YOUR OBJECTIVE
All of the listing must be given again exactly, except that the images are dropped.

——

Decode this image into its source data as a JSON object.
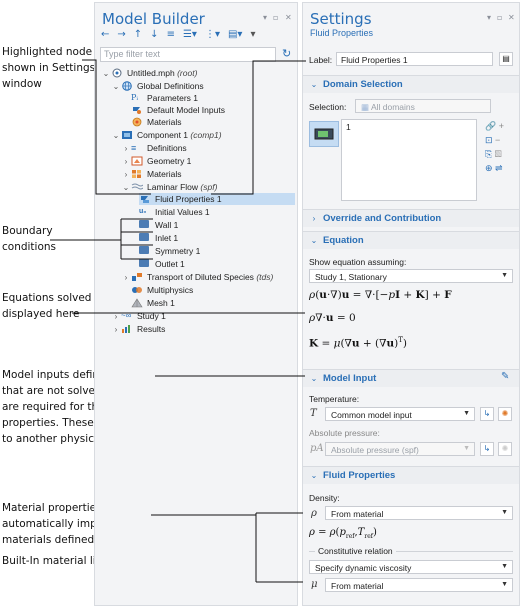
{
  "annotations": {
    "highlighted": [
      "Highlighted node",
      "shown in Settings",
      "window"
    ],
    "boundary": [
      "Boundary",
      "conditions"
    ],
    "equations": [
      "Equations solved are",
      "displayed here"
    ],
    "model_inputs": [
      "Model inputs define quantities",
      "that are not solved for but that",
      "are required for the material",
      "properties. These can be linked",
      "to another physics interface."
    ],
    "material": [
      "Material properties can be",
      "automatically imported from",
      "materials defined in the",
      "Built-In material library."
    ]
  },
  "model_builder": {
    "title": "Model Builder",
    "filter_placeholder": "Type filter text",
    "tree": [
      {
        "label": "Untitled.mph",
        "tag": "(root)",
        "icon": "root-icon"
      },
      {
        "label": "Global Definitions",
        "icon": "globe-icon"
      },
      {
        "label": "Parameters 1",
        "icon": "parameters-icon"
      },
      {
        "label": "Default Model Inputs",
        "icon": "model-inputs-icon"
      },
      {
        "label": "Materials",
        "icon": "materials-icon"
      },
      {
        "label": "Component 1",
        "tag": "(comp1)",
        "icon": "component-icon"
      },
      {
        "label": "Definitions",
        "icon": "definitions-icon"
      },
      {
        "label": "Geometry 1",
        "icon": "geometry-icon"
      },
      {
        "label": "Materials",
        "icon": "materials-icon"
      },
      {
        "label": "Laminar Flow",
        "tag": "(spf)",
        "icon": "laminar-flow-icon"
      },
      {
        "label": "Fluid Properties 1",
        "icon": "fluid-properties-icon"
      },
      {
        "label": "Initial Values 1",
        "icon": "initial-values-icon"
      },
      {
        "label": "Wall 1",
        "icon": "wall-icon"
      },
      {
        "label": "Inlet 1",
        "icon": "inlet-icon"
      },
      {
        "label": "Symmetry 1",
        "icon": "symmetry-icon"
      },
      {
        "label": "Outlet 1",
        "icon": "outlet-icon"
      },
      {
        "label": "Transport of Diluted Species",
        "tag": "(tds)",
        "icon": "transport-icon"
      },
      {
        "label": "Multiphysics",
        "icon": "multiphysics-icon"
      },
      {
        "label": "Mesh 1",
        "icon": "mesh-icon"
      },
      {
        "label": "Study 1",
        "icon": "study-icon"
      },
      {
        "label": "Results",
        "icon": "results-icon"
      }
    ]
  },
  "settings": {
    "title": "Settings",
    "subtitle": "Fluid Properties",
    "label_caption": "Label:",
    "label_value": "Fluid Properties 1",
    "domain_selection": {
      "header": "Domain Selection",
      "selection_caption": "Selection:",
      "selection_value": "All domains",
      "list_item": "1"
    },
    "override_header": "Override and Contribution",
    "equation": {
      "header": "Equation",
      "show_caption": "Show equation assuming:",
      "study_value": "Study 1, Stationary"
    },
    "model_input": {
      "header": "Model Input",
      "temperature_caption": "Temperature:",
      "temperature_symbol": "T",
      "temperature_value": "Common model input",
      "pressure_caption": "Absolute pressure:",
      "pressure_symbol": "pA",
      "pressure_value": "Absolute pressure (spf)"
    },
    "fluid_properties": {
      "header": "Fluid Properties",
      "density_caption": "Density:",
      "density_symbol": "ρ",
      "density_value": "From material",
      "constitutive_caption": "Constitutive relation",
      "constitutive_value": "Specify dynamic viscosity",
      "viscosity_symbol": "μ",
      "viscosity_value": "From material"
    }
  }
}
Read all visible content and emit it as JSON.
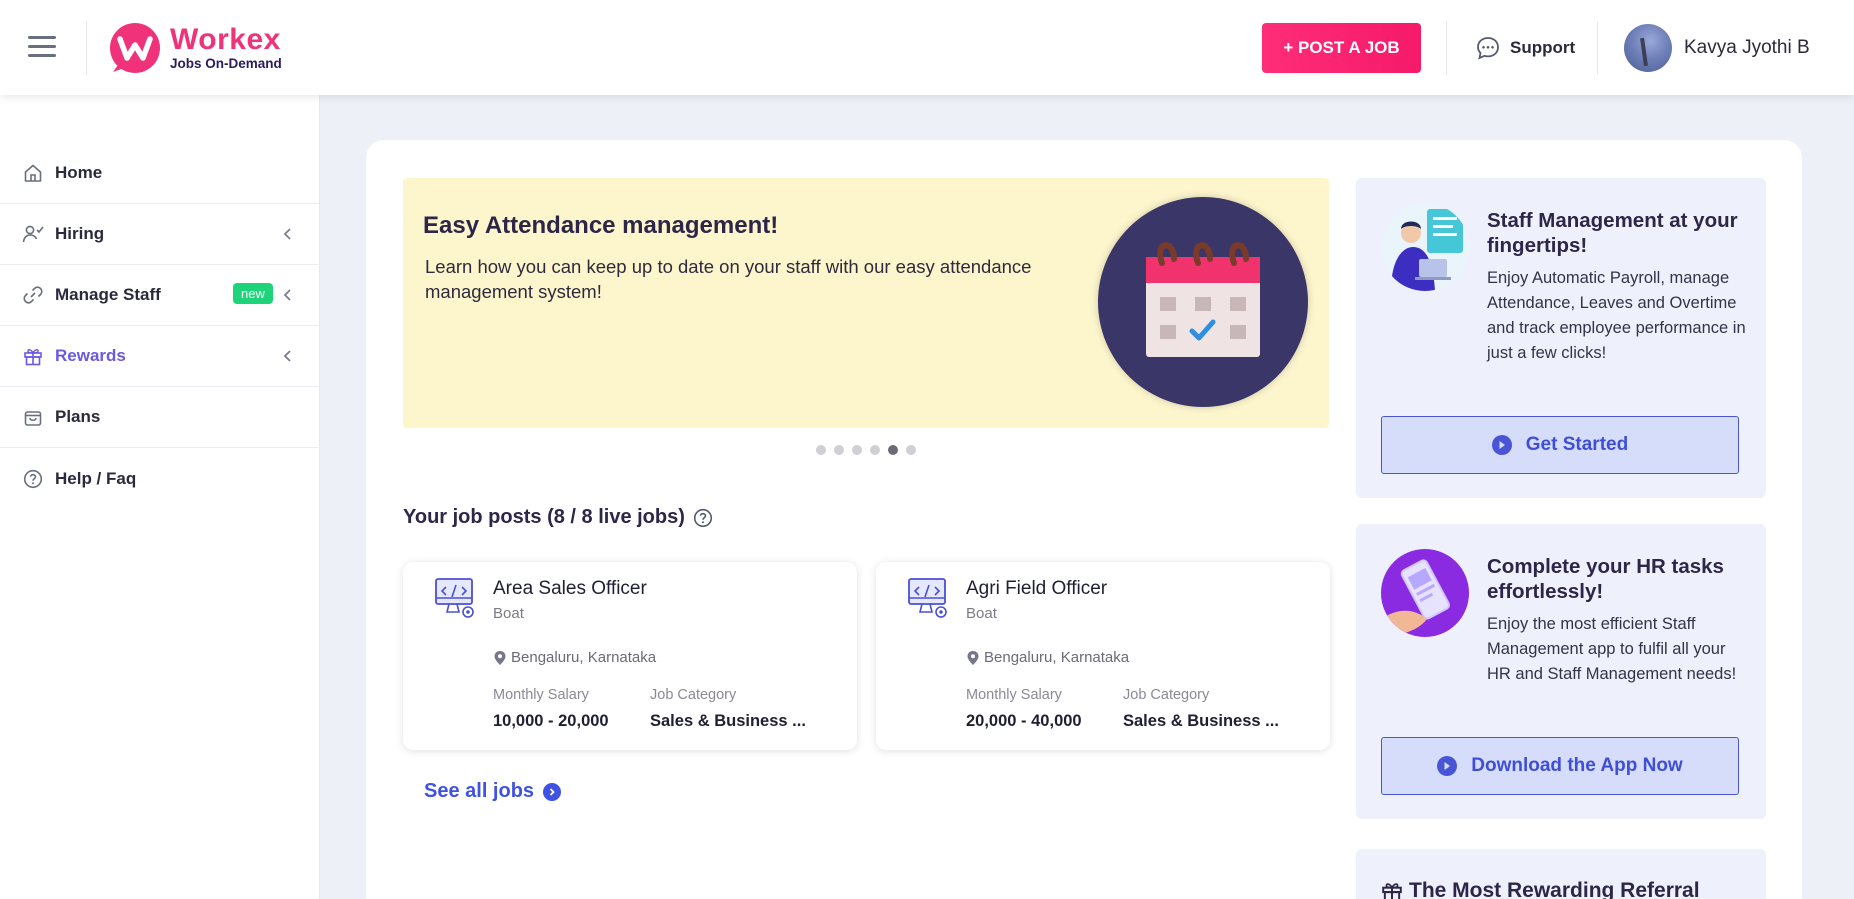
{
  "header": {
    "brand_name": "Workex",
    "brand_tagline": "Jobs On-Demand",
    "post_job_label": "+ POST A JOB",
    "support_label": "Support",
    "user_name": "Kavya Jyothi B"
  },
  "sidebar": {
    "items": [
      {
        "label": "Home",
        "icon": "home-icon",
        "chevron": false
      },
      {
        "label": "Hiring",
        "icon": "hiring-icon",
        "chevron": true
      },
      {
        "label": "Manage Staff",
        "icon": "link-icon",
        "chevron": true,
        "badge": "new"
      },
      {
        "label": "Rewards",
        "icon": "gift-icon",
        "chevron": true,
        "active": true
      },
      {
        "label": "Plans",
        "icon": "bag-icon",
        "chevron": false
      },
      {
        "label": "Help / Faq",
        "icon": "help-icon",
        "chevron": false
      }
    ]
  },
  "banner": {
    "title": "Easy Attendance management!",
    "description": "Learn how you can keep up to date on your staff with our easy attendance management system!",
    "dots_total": 6,
    "dot_active_index": 4
  },
  "jobs": {
    "section_title": "Your job posts (8 / 8 live jobs)",
    "cards": [
      {
        "title": "Area Sales Officer",
        "company": "Boat",
        "location": "Bengaluru, Karnataka",
        "salary_label": "Monthly Salary",
        "salary": "10,000 - 20,000",
        "category_label": "Job Category",
        "category": "Sales & Business ..."
      },
      {
        "title": "Agri Field Officer",
        "company": "Boat",
        "location": "Bengaluru, Karnataka",
        "salary_label": "Monthly Salary",
        "salary": "20,000 - 40,000",
        "category_label": "Job Category",
        "category": "Sales & Business ..."
      }
    ],
    "see_all_label": "See all jobs"
  },
  "promos": [
    {
      "title": "Staff Management at your fingertips!",
      "description": "Enjoy Automatic Payroll, manage Attendance, Leaves and Overtime and track employee performance in just a few clicks!",
      "button": "Get Started"
    },
    {
      "title": "Complete your HR tasks effortlessly!",
      "description": "Enjoy the most efficient Staff Management app to fulfil all your HR and Staff Management needs!",
      "button": "Download the App Now"
    },
    {
      "title": "The Most Rewarding Referral"
    }
  ],
  "colors": {
    "brand_pink": "#f0327a",
    "accent_purple": "#6a5ae0",
    "link_blue": "#3f52e3",
    "banner_yellow": "#fdf6cd",
    "badge_green": "#1ed47a"
  }
}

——

RESPONSE TO THIS EXERCISE
Decode this image into its source data as a JSON object.
{
  "annotations": {
    "highlighted": [
      "Highlighted node",
      "shown in Settings",
      "window"
    ],
    "boundary": [
      "Boundary",
      "conditions"
    ],
    "equations": [
      "Equations solved are",
      "displayed here"
    ],
    "model_inputs": [
      "Model inputs define quantities",
      "that are not solved for but that",
      "are required for the material",
      "properties. These can be linked",
      "to another physics interface."
    ],
    "material": [
      "Material properties can be",
      "automatically imported from",
      "materials defined in the",
      "Built-In material library."
    ]
  },
  "model_builder": {
    "title": "Model Builder",
    "filter_placeholder": "Type filter text",
    "tree": [
      {
        "label": "Untitled.mph",
        "tag": "(root)",
        "icon": "root-icon"
      },
      {
        "label": "Global Definitions",
        "icon": "globe-icon"
      },
      {
        "label": "Parameters 1",
        "icon": "parameters-icon"
      },
      {
        "label": "Default Model Inputs",
        "icon": "model-inputs-icon"
      },
      {
        "label": "Materials",
        "icon": "materials-icon"
      },
      {
        "label": "Component 1",
        "tag": "(comp1)",
        "icon": "component-icon"
      },
      {
        "label": "Definitions",
        "icon": "definitions-icon"
      },
      {
        "label": "Geometry 1",
        "icon": "geometry-icon"
      },
      {
        "label": "Materials",
        "icon": "materials-icon"
      },
      {
        "label": "Laminar Flow",
        "tag": "(spf)",
        "icon": "laminar-flow-icon"
      },
      {
        "label": "Fluid Properties 1",
        "icon": "fluid-properties-icon"
      },
      {
        "label": "Initial Values 1",
        "icon": "initial-values-icon"
      },
      {
        "label": "Wall 1",
        "icon": "wall-icon"
      },
      {
        "label": "Inlet 1",
        "icon": "inlet-icon"
      },
      {
        "label": "Symmetry 1",
        "icon": "symmetry-icon"
      },
      {
        "label": "Outlet 1",
        "icon": "outlet-icon"
      },
      {
        "label": "Transport of Diluted Species",
        "tag": "(tds)",
        "icon": "transport-icon"
      },
      {
        "label": "Multiphysics",
        "icon": "multiphysics-icon"
      },
      {
        "label": "Mesh 1",
        "icon": "mesh-icon"
      },
      {
        "label": "Study 1",
        "icon": "study-icon"
      },
      {
        "label": "Results",
        "icon": "results-icon"
      }
    ]
  },
  "settings": {
    "title": "Settings",
    "subtitle": "Fluid Properties",
    "label_caption": "Label:",
    "label_value": "Fluid Properties 1",
    "domain_selection": {
      "header": "Domain Selection",
      "selection_caption": "Selection:",
      "selection_value": "All domains",
      "list_item": "1"
    },
    "override_header": "Override and Contribution",
    "equation": {
      "header": "Equation",
      "show_caption": "Show equation assuming:",
      "study_value": "Study 1, Stationary"
    },
    "model_input": {
      "header": "Model Input",
      "temperature_caption": "Temperature:",
      "temperature_symbol": "T",
      "temperature_value": "Common model input",
      "pressure_caption": "Absolute pressure:",
      "pressure_symbol": "pA",
      "pressure_value": "Absolute pressure (spf)"
    },
    "fluid_properties": {
      "header": "Fluid Properties",
      "density_caption": "Density:",
      "density_symbol": "ρ",
      "density_value": "From material",
      "constitutive_caption": "Constitutive relation",
      "constitutive_value": "Specify dynamic viscosity",
      "viscosity_symbol": "μ",
      "viscosity_value": "From material"
    }
  }
}
Read all visible content and emit it as JSON.
{
  "header": {
    "brand_name": "Workex",
    "brand_tagline": "Jobs On-Demand",
    "post_job_label": "+ POST A JOB",
    "support_label": "Support",
    "user_name": "Kavya Jyothi B"
  },
  "sidebar": {
    "items": [
      {
        "label": "Home",
        "icon": "home-icon",
        "chevron": false
      },
      {
        "label": "Hiring",
        "icon": "hiring-icon",
        "chevron": true
      },
      {
        "label": "Manage Staff",
        "icon": "link-icon",
        "chevron": true,
        "badge": "new"
      },
      {
        "label": "Rewards",
        "icon": "gift-icon",
        "chevron": true,
        "active": true
      },
      {
        "label": "Plans",
        "icon": "bag-icon",
        "chevron": false
      },
      {
        "label": "Help / Faq",
        "icon": "help-icon",
        "chevron": false
      }
    ]
  },
  "banner": {
    "title": "Easy Attendance management!",
    "description": "Learn how you can keep up to date on your staff with our easy attendance management system!",
    "dots_total": 6,
    "dot_active_index": 4
  },
  "jobs": {
    "section_title": "Your job posts (8 / 8 live jobs)",
    "cards": [
      {
        "title": "Area Sales Officer",
        "company": "Boat",
        "location": "Bengaluru, Karnataka",
        "salary_label": "Monthly Salary",
        "salary": "10,000 - 20,000",
        "category_label": "Job Category",
        "category": "Sales & Business ..."
      },
      {
        "title": "Agri Field Officer",
        "company": "Boat",
        "location": "Bengaluru, Karnataka",
        "salary_label": "Monthly Salary",
        "salary": "20,000 - 40,000",
        "category_label": "Job Category",
        "category": "Sales & Business ..."
      }
    ],
    "see_all_label": "See all jobs"
  },
  "promos": [
    {
      "title": "Staff Management at your fingertips!",
      "description": "Enjoy Automatic Payroll, manage Attendance, Leaves and Overtime and track employee performance in just a few clicks!",
      "button": "Get Started"
    },
    {
      "title": "Complete your HR tasks effortlessly!",
      "description": "Enjoy the most efficient Staff Management app to fulfil all your HR and Staff Management needs!",
      "button": "Download the App Now"
    },
    {
      "title": "The Most Rewarding Referral"
    }
  ],
  "colors": {
    "brand_pink": "#f0327a",
    "accent_purple": "#6a5ae0",
    "link_blue": "#3f52e3",
    "banner_yellow": "#fdf6cd",
    "badge_green": "#1ed47a"
  }
}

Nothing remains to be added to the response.